**REQUIRED ACTION**
Look over the listing below and work out how many lines have the word "Beden". Write only that number.

START DATA TO PROCESS

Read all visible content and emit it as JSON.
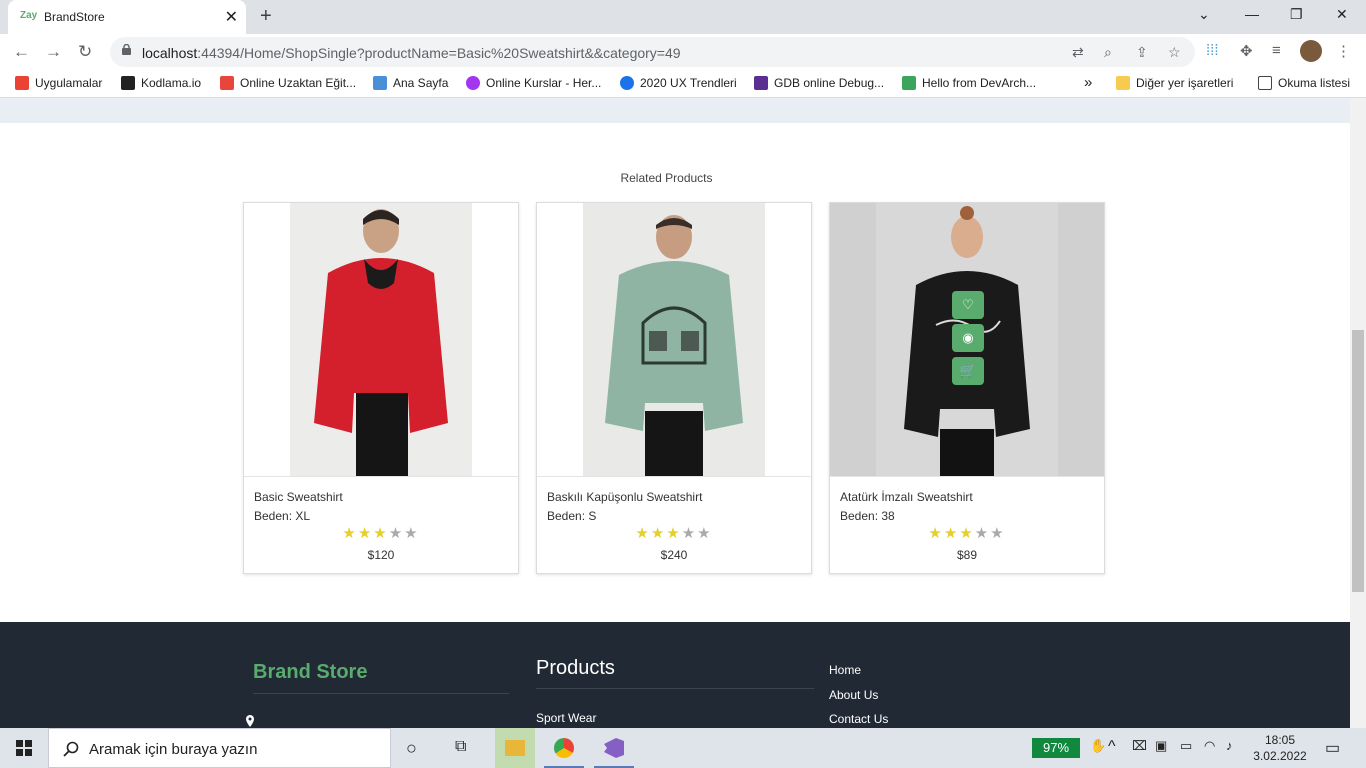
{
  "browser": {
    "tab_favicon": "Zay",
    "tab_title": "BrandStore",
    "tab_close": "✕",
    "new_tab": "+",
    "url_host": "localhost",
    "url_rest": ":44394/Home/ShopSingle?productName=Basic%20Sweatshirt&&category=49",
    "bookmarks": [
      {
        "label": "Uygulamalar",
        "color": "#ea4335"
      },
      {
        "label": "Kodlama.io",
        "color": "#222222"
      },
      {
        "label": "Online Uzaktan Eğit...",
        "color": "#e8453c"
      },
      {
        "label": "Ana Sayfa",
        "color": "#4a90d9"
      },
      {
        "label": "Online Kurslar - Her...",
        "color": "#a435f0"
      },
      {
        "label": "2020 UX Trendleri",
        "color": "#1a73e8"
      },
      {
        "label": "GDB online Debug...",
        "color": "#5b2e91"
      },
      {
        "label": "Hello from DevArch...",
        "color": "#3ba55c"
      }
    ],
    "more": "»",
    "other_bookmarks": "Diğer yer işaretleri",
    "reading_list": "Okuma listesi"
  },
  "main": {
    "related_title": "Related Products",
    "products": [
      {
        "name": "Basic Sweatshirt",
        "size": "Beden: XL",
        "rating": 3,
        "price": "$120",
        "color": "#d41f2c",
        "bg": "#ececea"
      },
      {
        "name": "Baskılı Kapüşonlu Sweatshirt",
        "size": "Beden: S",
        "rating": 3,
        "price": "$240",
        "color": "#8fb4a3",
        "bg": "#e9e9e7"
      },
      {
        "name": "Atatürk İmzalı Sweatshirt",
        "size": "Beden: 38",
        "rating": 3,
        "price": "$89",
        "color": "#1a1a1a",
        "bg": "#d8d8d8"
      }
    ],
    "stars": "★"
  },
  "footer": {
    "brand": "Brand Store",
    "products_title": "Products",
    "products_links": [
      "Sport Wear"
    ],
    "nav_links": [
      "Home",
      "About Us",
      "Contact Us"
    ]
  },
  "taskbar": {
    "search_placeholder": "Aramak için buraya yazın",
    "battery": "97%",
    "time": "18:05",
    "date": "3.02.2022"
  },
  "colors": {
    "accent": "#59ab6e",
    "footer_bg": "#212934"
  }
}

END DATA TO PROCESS

**EXPECTED ANSWER**
3